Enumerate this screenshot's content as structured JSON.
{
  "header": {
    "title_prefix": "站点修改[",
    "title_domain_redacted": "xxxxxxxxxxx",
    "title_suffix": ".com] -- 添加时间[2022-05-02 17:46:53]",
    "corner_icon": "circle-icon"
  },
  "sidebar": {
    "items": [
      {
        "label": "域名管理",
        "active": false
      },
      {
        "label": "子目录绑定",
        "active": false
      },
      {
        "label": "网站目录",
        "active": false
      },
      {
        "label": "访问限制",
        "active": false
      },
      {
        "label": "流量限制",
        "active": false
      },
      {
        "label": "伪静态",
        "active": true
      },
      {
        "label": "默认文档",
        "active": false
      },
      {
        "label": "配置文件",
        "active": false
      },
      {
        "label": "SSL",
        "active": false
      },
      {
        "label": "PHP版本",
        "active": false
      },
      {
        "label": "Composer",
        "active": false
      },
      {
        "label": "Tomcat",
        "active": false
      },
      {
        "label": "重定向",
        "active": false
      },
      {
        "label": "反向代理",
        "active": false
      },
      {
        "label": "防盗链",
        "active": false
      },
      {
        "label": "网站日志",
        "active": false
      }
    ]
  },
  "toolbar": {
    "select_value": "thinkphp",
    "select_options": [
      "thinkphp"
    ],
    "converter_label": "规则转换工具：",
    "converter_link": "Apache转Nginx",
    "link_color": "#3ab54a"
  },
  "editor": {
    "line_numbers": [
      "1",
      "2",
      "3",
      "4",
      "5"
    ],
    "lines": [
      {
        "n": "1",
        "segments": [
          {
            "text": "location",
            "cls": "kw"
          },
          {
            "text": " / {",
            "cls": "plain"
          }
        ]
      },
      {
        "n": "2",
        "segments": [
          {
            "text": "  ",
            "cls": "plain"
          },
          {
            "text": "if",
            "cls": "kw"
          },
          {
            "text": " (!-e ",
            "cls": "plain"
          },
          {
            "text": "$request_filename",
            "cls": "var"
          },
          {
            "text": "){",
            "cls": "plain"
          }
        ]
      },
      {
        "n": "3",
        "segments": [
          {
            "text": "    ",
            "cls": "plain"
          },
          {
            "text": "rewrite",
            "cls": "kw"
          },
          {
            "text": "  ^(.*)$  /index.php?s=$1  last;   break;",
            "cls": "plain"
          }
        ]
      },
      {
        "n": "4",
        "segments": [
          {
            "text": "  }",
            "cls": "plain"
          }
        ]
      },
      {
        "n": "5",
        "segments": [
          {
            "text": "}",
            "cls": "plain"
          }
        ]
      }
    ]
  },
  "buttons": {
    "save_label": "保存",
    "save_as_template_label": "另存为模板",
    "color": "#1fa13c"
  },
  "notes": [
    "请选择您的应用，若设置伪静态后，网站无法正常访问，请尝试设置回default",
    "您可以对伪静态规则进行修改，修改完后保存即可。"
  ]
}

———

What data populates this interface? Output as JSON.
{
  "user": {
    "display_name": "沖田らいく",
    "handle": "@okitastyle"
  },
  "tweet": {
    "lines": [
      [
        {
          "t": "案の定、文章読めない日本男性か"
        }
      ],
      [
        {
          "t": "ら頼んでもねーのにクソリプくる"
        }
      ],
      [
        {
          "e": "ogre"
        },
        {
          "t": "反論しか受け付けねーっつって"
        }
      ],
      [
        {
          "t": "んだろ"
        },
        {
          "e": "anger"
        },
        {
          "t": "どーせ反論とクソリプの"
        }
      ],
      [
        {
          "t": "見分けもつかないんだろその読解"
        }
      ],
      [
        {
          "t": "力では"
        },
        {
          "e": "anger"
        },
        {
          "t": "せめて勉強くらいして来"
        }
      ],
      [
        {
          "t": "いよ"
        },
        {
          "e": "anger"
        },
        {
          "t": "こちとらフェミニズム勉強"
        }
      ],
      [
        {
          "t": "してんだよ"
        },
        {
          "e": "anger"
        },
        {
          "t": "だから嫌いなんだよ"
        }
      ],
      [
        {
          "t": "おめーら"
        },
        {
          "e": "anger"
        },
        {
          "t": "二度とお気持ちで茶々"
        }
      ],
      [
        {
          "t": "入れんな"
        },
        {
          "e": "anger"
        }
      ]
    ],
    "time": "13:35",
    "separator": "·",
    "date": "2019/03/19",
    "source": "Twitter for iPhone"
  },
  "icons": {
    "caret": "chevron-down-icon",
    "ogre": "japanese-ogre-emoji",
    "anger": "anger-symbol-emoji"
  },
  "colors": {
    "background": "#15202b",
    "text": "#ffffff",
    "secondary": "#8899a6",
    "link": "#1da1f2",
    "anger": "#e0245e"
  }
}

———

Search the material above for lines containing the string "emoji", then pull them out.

Output:
    "ogre": "japanese-ogre-emoji",
    "anger": "anger-symbol-emoji"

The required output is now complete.